Since $S^1$ is abelian, every element commutes with every other element, so any other rotation matrix has this property. The collection of linear combinations of such things is an algebra in $\text{End}(\mathbb{R}^2)$ isomorphic to the complex numbers.

Now, this representation $\mathbb{R}^2$ is irreducible. Schur's lemma then implies that the collection $\text{End}_{S^1}(\mathbb{R}^2)$ of intertwiners is a division algebra over $\mathbb{R}$. This division algebra contains the copy of $\mathbb{C}$ above and must also commute with every element in it, so it is in fact a division algebra over $\mathbb{C}$, and since it is finite-dimensional the only such division algebra is $\mathbb{C}$ itself.

Thus the matrices with this property are precisely the linear combinations of rotation matrices.

Argument 2: Over $\mathbb{C}$, the rotation matrices all share a common set of eigenvectors, namely $\left[ \begin{array}{c} 1 \\\ -i \end{array} \right]$ and $\left[ \begin{array}{c} 1 \\\ i \end{array} \right]$ with eigenvalues $e^{i \theta}, e^{-i \theta}$. Since these eigenvalues are different in general, any matrix commuting with all rotation matrices must share these eigenvectors, hence must be diagonal in the corresponding basis. But linear combinations of rotation matrices (in fact it suffices to take the identity and $90^{\circ}$ rotation) already span all such matrices (over $\mathbb{C}$, and moreover real linear combinations span the corresponding real matrices).

Argument 3: We use the fact that

$$\left[ \begin{array}{cc} \cos \theta & - \sin \theta \\\ \sin \theta & \cos \theta \end{array} \right] = (\cos \theta) I + (\sin \theta) J$$

where $J = \left[ \begin{array}{cc} 0 & -1 \\\ 1 & 0 \end{array} \right]$. It follows that a matrix commutes with every rotation matrix if and only if it commutes with $J$. Explicitly writing out what this condition means, we get that these are precisely the matrices of the form

$$\left[ \begin{array}{cc} a & -b \\\ b & a \end{array} \right] = a + b J.$$

Exercise: More generally, let $M$ be a matrix with distinct eigenvalues. Show that its centralizer $\{ A : AM = MA \}$ is spanned by $1, M, M^2, M^3, ...$ and find an example where $M$ does not have distinct eigenvalues and where the centralizer contains other elements.

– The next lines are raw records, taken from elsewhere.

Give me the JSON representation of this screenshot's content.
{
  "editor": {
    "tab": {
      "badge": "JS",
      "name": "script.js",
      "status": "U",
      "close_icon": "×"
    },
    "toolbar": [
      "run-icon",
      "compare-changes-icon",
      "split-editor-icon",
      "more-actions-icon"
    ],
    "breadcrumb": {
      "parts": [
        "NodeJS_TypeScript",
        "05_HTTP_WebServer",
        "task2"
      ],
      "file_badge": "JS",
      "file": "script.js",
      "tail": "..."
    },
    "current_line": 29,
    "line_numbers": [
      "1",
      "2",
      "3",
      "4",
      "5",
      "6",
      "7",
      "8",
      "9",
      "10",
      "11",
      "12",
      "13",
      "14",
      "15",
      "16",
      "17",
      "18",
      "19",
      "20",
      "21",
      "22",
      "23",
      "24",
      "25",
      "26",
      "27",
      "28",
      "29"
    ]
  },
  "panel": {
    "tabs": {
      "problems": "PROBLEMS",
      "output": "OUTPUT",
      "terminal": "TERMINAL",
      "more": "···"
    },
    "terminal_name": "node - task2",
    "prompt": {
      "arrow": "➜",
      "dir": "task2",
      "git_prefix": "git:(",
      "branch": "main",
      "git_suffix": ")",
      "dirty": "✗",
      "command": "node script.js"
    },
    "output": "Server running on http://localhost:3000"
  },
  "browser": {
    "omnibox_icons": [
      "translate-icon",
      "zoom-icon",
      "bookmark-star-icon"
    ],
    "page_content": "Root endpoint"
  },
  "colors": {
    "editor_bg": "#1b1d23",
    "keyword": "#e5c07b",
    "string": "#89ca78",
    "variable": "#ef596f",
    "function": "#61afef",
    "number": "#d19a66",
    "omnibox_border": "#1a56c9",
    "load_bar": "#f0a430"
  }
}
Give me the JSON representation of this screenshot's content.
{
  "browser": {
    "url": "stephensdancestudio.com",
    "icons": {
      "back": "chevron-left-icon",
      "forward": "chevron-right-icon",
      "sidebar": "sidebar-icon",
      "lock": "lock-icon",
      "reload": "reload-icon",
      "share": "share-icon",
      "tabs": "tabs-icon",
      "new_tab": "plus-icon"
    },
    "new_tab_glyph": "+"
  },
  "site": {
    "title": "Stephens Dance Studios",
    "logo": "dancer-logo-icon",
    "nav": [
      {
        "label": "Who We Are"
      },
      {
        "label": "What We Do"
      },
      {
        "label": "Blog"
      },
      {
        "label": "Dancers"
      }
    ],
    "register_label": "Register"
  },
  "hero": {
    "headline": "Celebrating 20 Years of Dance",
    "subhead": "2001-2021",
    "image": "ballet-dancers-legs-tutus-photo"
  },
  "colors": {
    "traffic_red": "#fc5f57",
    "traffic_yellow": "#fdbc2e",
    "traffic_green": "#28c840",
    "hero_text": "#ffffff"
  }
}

share|cite|improve this answer
As usual, you have an interesting approach, or two! (+1) – user26872 Jul 21 '12 at 18:05

For two by two matrices it is easy enough to calculate $A = R A R^T$ for a generic $A$ and see what the conditions on $A$ are. Letting $$A = \left(\begin{array}{cc}a_{11}&a_{12}\\ a_{21}&a_{22}\end{array}\right)$$ we find the conditions on the components of $A$ are $$\begin{eqnarray*} a_{22} &=& a_{11} \\ a_{21} &=& -a_{12}. \end{eqnarray*}$$ Thus, $A$ is of the form $$\begin{eqnarray*} A &=& \left(\begin{array}{cc} a_{11}&a_{12}\\ -a_{12}&a_{11} \end{array}\right) \\ &=& r \left(\begin{array}{cc} \frac{x}{r} &-\frac{y}{r}\\ \frac{y}{r}&\frac{x}{r} \end{array}\right), \end{eqnarray*}$$ where $x = a_{11}$, $y=-a_{12}$, and $r = \sqrt{x^2 + y^2}$. Notice that $x/r$ and $y/r$ can be interpreted as the cosine and sine, respectively, of some angle. Thus, $A$ must be some constant times a rotation matrix.

I see this is the answer given in a comment by @Olivier Bégassat and in the answer by @Qiaochu Yuan.

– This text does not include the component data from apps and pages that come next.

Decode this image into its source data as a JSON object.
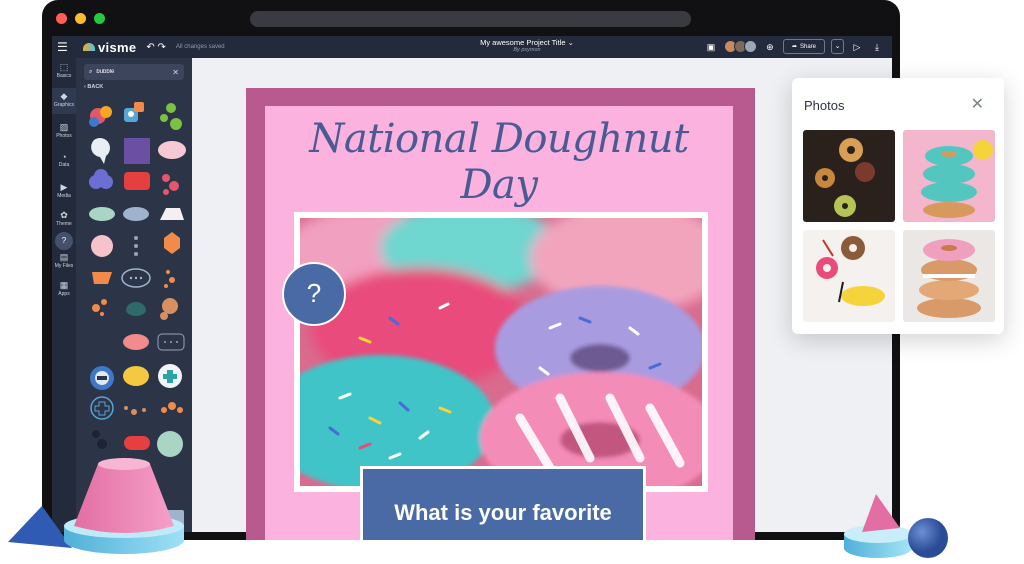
{
  "app": {
    "brand": "visme",
    "save_status": "All changes saved",
    "project_title": "My awesome Project Title",
    "project_author": "By psymon",
    "share_label": "Share"
  },
  "rail": {
    "items": [
      {
        "label": "Basics",
        "icon": "basics-icon"
      },
      {
        "label": "Graphics",
        "icon": "graphics-icon"
      },
      {
        "label": "Photos",
        "icon": "photos-icon"
      },
      {
        "label": "Data",
        "icon": "data-icon"
      },
      {
        "label": "Media",
        "icon": "media-icon"
      },
      {
        "label": "Theme",
        "icon": "theme-icon"
      },
      {
        "label": "My Files",
        "icon": "files-icon"
      },
      {
        "label": "Apps",
        "icon": "apps-icon"
      }
    ]
  },
  "panel": {
    "search_value": "bubble",
    "back_label": "BACK"
  },
  "poster": {
    "title": "National Doughnut Day",
    "question": "What is your favorite"
  },
  "photos_panel": {
    "title": "Photos"
  },
  "colors": {
    "poster_pink": "#fbb2de",
    "poster_border": "#b85a8e",
    "accent_blue": "#4a6aa6",
    "app_dark": "#232a3b"
  }
}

share|cite|improve this answer

Notice that $R^T=R^{-1}$, so $A = R A R^T$ means $AR=RA$, so any matrix A share the same eigenvectors of $R$ will do.

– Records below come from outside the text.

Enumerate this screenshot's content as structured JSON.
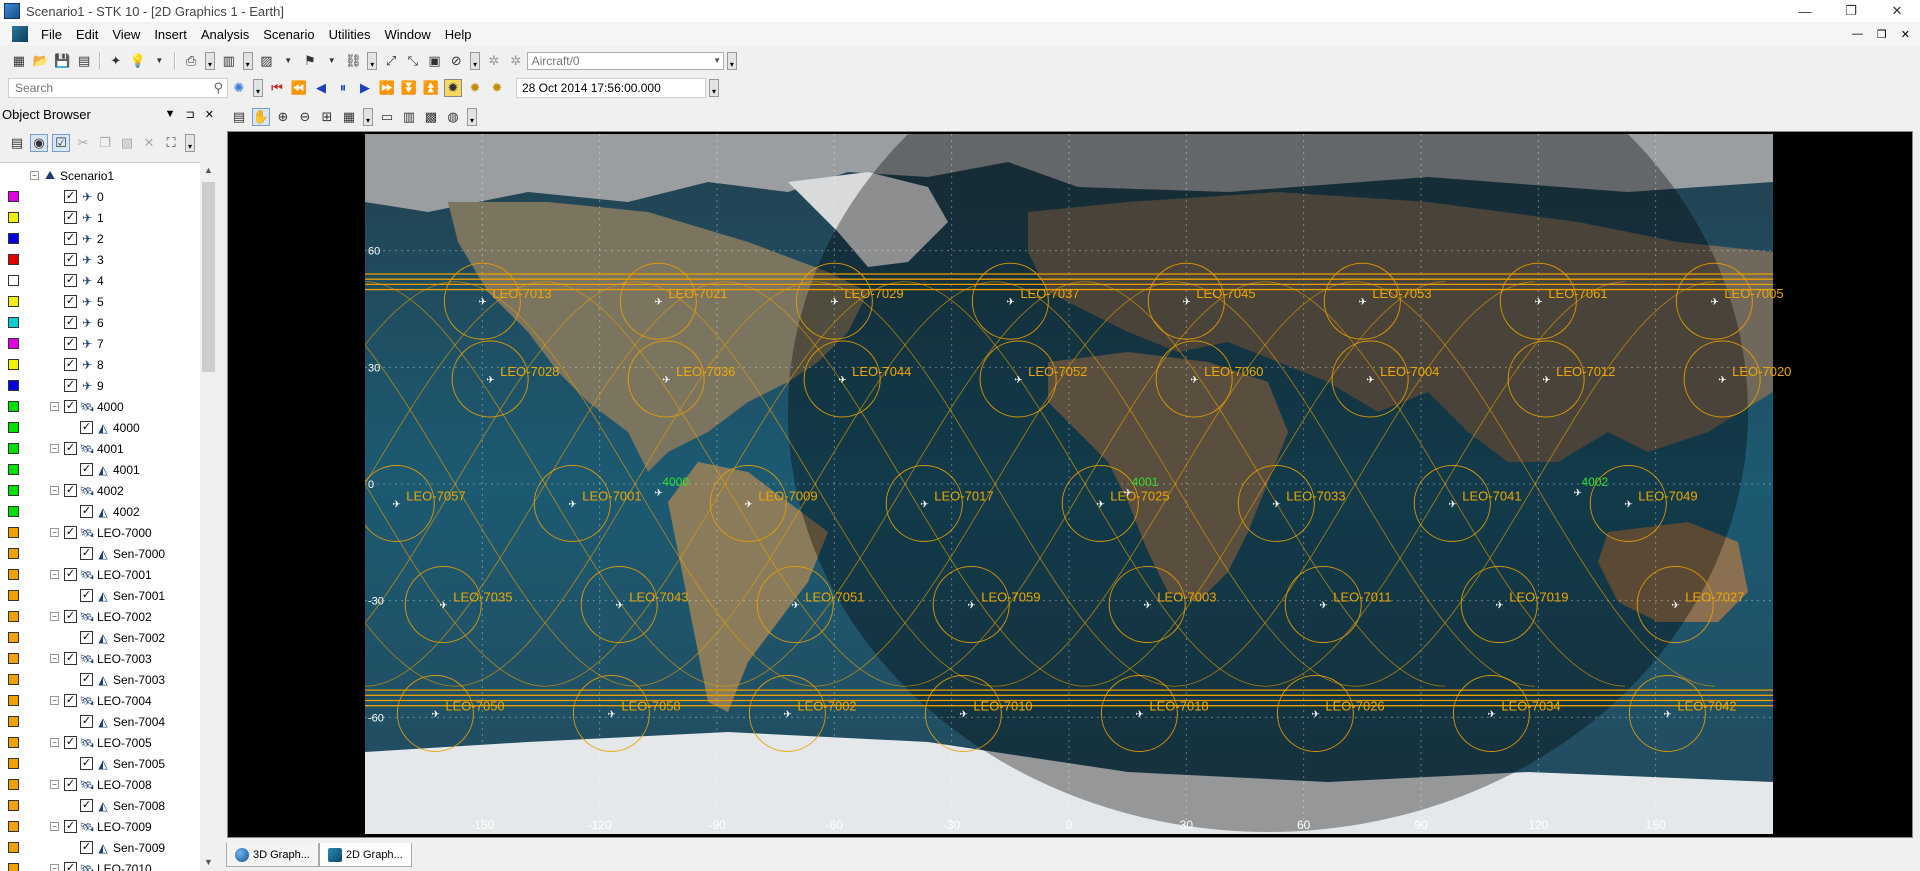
{
  "window": {
    "title": "Scenario1 - STK 10 - [2D Graphics 1 - Earth]",
    "controls": [
      "—",
      "❐",
      "✕"
    ]
  },
  "menu": {
    "items": [
      "File",
      "Edit",
      "View",
      "Insert",
      "Analysis",
      "Scenario",
      "Utilities",
      "Window",
      "Help"
    ],
    "mdi_controls": [
      "—",
      "❐",
      "✕"
    ]
  },
  "toolbar": {
    "object_combo": "Aircraft/0",
    "search_placeholder": "Search",
    "current_time": "28 Oct 2014 17:56:00.000"
  },
  "object_browser": {
    "title": "Object Browser",
    "items": [
      {
        "level": 0,
        "label": "Scenario1",
        "color": "",
        "expand": "minus",
        "icon": "scenario"
      },
      {
        "level": 1,
        "label": "0",
        "color": "#e000e0",
        "expand": "",
        "icon": "aircraft"
      },
      {
        "level": 1,
        "label": "1",
        "color": "#f0f000",
        "expand": "",
        "icon": "aircraft"
      },
      {
        "level": 1,
        "label": "2",
        "color": "#0000e0",
        "expand": "",
        "icon": "aircraft"
      },
      {
        "level": 1,
        "label": "3",
        "color": "#e00000",
        "expand": "",
        "icon": "aircraft"
      },
      {
        "level": 1,
        "label": "4",
        "color": "#ffffff",
        "expand": "",
        "icon": "aircraft"
      },
      {
        "level": 1,
        "label": "5",
        "color": "#f0f000",
        "expand": "",
        "icon": "aircraft"
      },
      {
        "level": 1,
        "label": "6",
        "color": "#00d0d0",
        "expand": "",
        "icon": "aircraft"
      },
      {
        "level": 1,
        "label": "7",
        "color": "#e000e0",
        "expand": "",
        "icon": "aircraft"
      },
      {
        "level": 1,
        "label": "8",
        "color": "#f0f000",
        "expand": "",
        "icon": "aircraft"
      },
      {
        "level": 1,
        "label": "9",
        "color": "#0000e0",
        "expand": "",
        "icon": "aircraft"
      },
      {
        "level": 1,
        "label": "4000",
        "color": "#00e000",
        "expand": "minus",
        "icon": "satellite"
      },
      {
        "level": 2,
        "label": "4000",
        "color": "#00e000",
        "expand": "",
        "icon": "sensor"
      },
      {
        "level": 1,
        "label": "4001",
        "color": "#00e000",
        "expand": "minus",
        "icon": "satellite"
      },
      {
        "level": 2,
        "label": "4001",
        "color": "#00e000",
        "expand": "",
        "icon": "sensor"
      },
      {
        "level": 1,
        "label": "4002",
        "color": "#00e000",
        "expand": "minus",
        "icon": "satellite"
      },
      {
        "level": 2,
        "label": "4002",
        "color": "#00e000",
        "expand": "",
        "icon": "sensor"
      },
      {
        "level": 1,
        "label": "LEO-7000",
        "color": "#f0a000",
        "expand": "minus",
        "icon": "satellite"
      },
      {
        "level": 2,
        "label": "Sen-7000",
        "color": "#f0a000",
        "expand": "",
        "icon": "sensor"
      },
      {
        "level": 1,
        "label": "LEO-7001",
        "color": "#f0a000",
        "expand": "minus",
        "icon": "satellite"
      },
      {
        "level": 2,
        "label": "Sen-7001",
        "color": "#f0a000",
        "expand": "",
        "icon": "sensor"
      },
      {
        "level": 1,
        "label": "LEO-7002",
        "color": "#f0a000",
        "expand": "minus",
        "icon": "satellite"
      },
      {
        "level": 2,
        "label": "Sen-7002",
        "color": "#f0a000",
        "expand": "",
        "icon": "sensor"
      },
      {
        "level": 1,
        "label": "LEO-7003",
        "color": "#f0a000",
        "expand": "minus",
        "icon": "satellite"
      },
      {
        "level": 2,
        "label": "Sen-7003",
        "color": "#f0a000",
        "expand": "",
        "icon": "sensor"
      },
      {
        "level": 1,
        "label": "LEO-7004",
        "color": "#f0a000",
        "expand": "minus",
        "icon": "satellite"
      },
      {
        "level": 2,
        "label": "Sen-7004",
        "color": "#f0a000",
        "expand": "",
        "icon": "sensor"
      },
      {
        "level": 1,
        "label": "LEO-7005",
        "color": "#f0a000",
        "expand": "minus",
        "icon": "satellite"
      },
      {
        "level": 2,
        "label": "Sen-7005",
        "color": "#f0a000",
        "expand": "",
        "icon": "sensor"
      },
      {
        "level": 1,
        "label": "LEO-7008",
        "color": "#f0a000",
        "expand": "minus",
        "icon": "satellite"
      },
      {
        "level": 2,
        "label": "Sen-7008",
        "color": "#f0a000",
        "expand": "",
        "icon": "sensor"
      },
      {
        "level": 1,
        "label": "LEO-7009",
        "color": "#f0a000",
        "expand": "minus",
        "icon": "satellite"
      },
      {
        "level": 2,
        "label": "Sen-7009",
        "color": "#f0a000",
        "expand": "",
        "icon": "sensor"
      },
      {
        "level": 1,
        "label": "LEO-7010",
        "color": "#f0a000",
        "expand": "minus",
        "icon": "satellite"
      }
    ]
  },
  "map": {
    "lon_ticks": [
      "-150",
      "-120",
      "-90",
      "-60",
      "-30",
      "0",
      "30",
      "60",
      "90",
      "120",
      "150"
    ],
    "lat_ticks": [
      "60",
      "30",
      "0",
      "-30",
      "-60"
    ],
    "satellites": [
      {
        "name": "LEO-7013",
        "lon": -150,
        "lat": 47
      },
      {
        "name": "LEO-7021",
        "lon": -105,
        "lat": 47
      },
      {
        "name": "LEO-7029",
        "lon": -60,
        "lat": 47
      },
      {
        "name": "LEO-7037",
        "lon": -15,
        "lat": 47
      },
      {
        "name": "LEO-7045",
        "lon": 30,
        "lat": 47
      },
      {
        "name": "LEO-7053",
        "lon": 75,
        "lat": 47
      },
      {
        "name": "LEO-7061",
        "lon": 120,
        "lat": 47
      },
      {
        "name": "LEO-7005",
        "lon": 165,
        "lat": 47
      },
      {
        "name": "LEO-7028",
        "lon": -148,
        "lat": 27
      },
      {
        "name": "LEO-7036",
        "lon": -103,
        "lat": 27
      },
      {
        "name": "LEO-7044",
        "lon": -58,
        "lat": 27
      },
      {
        "name": "LEO-7052",
        "lon": -13,
        "lat": 27
      },
      {
        "name": "LEO-7060",
        "lon": 32,
        "lat": 27
      },
      {
        "name": "LEO-7004",
        "lon": 77,
        "lat": 27
      },
      {
        "name": "LEO-7012",
        "lon": 122,
        "lat": 27
      },
      {
        "name": "LEO-7020",
        "lon": 167,
        "lat": 27
      },
      {
        "name": "LEO-7057",
        "lon": -172,
        "lat": -5
      },
      {
        "name": "LEO-7001",
        "lon": -127,
        "lat": -5
      },
      {
        "name": "LEO-7009",
        "lon": -82,
        "lat": -5
      },
      {
        "name": "LEO-7017",
        "lon": -37,
        "lat": -5
      },
      {
        "name": "LEO-7025",
        "lon": 8,
        "lat": -5
      },
      {
        "name": "LEO-7033",
        "lon": 53,
        "lat": -5
      },
      {
        "name": "LEO-7041",
        "lon": 98,
        "lat": -5
      },
      {
        "name": "LEO-7049",
        "lon": 143,
        "lat": -5
      },
      {
        "name": "LEO-7035",
        "lon": -160,
        "lat": -31
      },
      {
        "name": "LEO-7043",
        "lon": -115,
        "lat": -31
      },
      {
        "name": "LEO-7051",
        "lon": -70,
        "lat": -31
      },
      {
        "name": "LEO-7059",
        "lon": -25,
        "lat": -31
      },
      {
        "name": "LEO-7003",
        "lon": 20,
        "lat": -31
      },
      {
        "name": "LEO-7011",
        "lon": 65,
        "lat": -31
      },
      {
        "name": "LEO-7019",
        "lon": 110,
        "lat": -31
      },
      {
        "name": "LEO-7027",
        "lon": 155,
        "lat": -31
      },
      {
        "name": "LEO-7050",
        "lon": -162,
        "lat": -59
      },
      {
        "name": "LEO-7058",
        "lon": -117,
        "lat": -59
      },
      {
        "name": "LEO-7002",
        "lon": -72,
        "lat": -59
      },
      {
        "name": "LEO-7010",
        "lon": -27,
        "lat": -59
      },
      {
        "name": "LEO-7018",
        "lon": 18,
        "lat": -59
      },
      {
        "name": "LEO-7026",
        "lon": 63,
        "lat": -59
      },
      {
        "name": "LEO-7034",
        "lon": 108,
        "lat": -59
      },
      {
        "name": "LEO-7042",
        "lon": 153,
        "lat": -59
      }
    ],
    "geo_sats": [
      {
        "name": "4000",
        "lon": -105,
        "lat": -2
      },
      {
        "name": "4001",
        "lon": 15,
        "lat": -2
      },
      {
        "name": "4002",
        "lon": 130,
        "lat": -2
      }
    ],
    "colors": {
      "sat_label": "#f0a800",
      "footprint": "#e8a000",
      "geo_label": "#30e030"
    }
  },
  "tabs": [
    {
      "label": "3D Graph...",
      "active": false
    },
    {
      "label": "2D Graph...",
      "active": true
    }
  ]
}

share|cite|improve this answer

Your Answer


By posting your answer, you agree to the privacy policy and terms of service.

Not the answer you're looking for? Browse other questions tagged or ask your own question.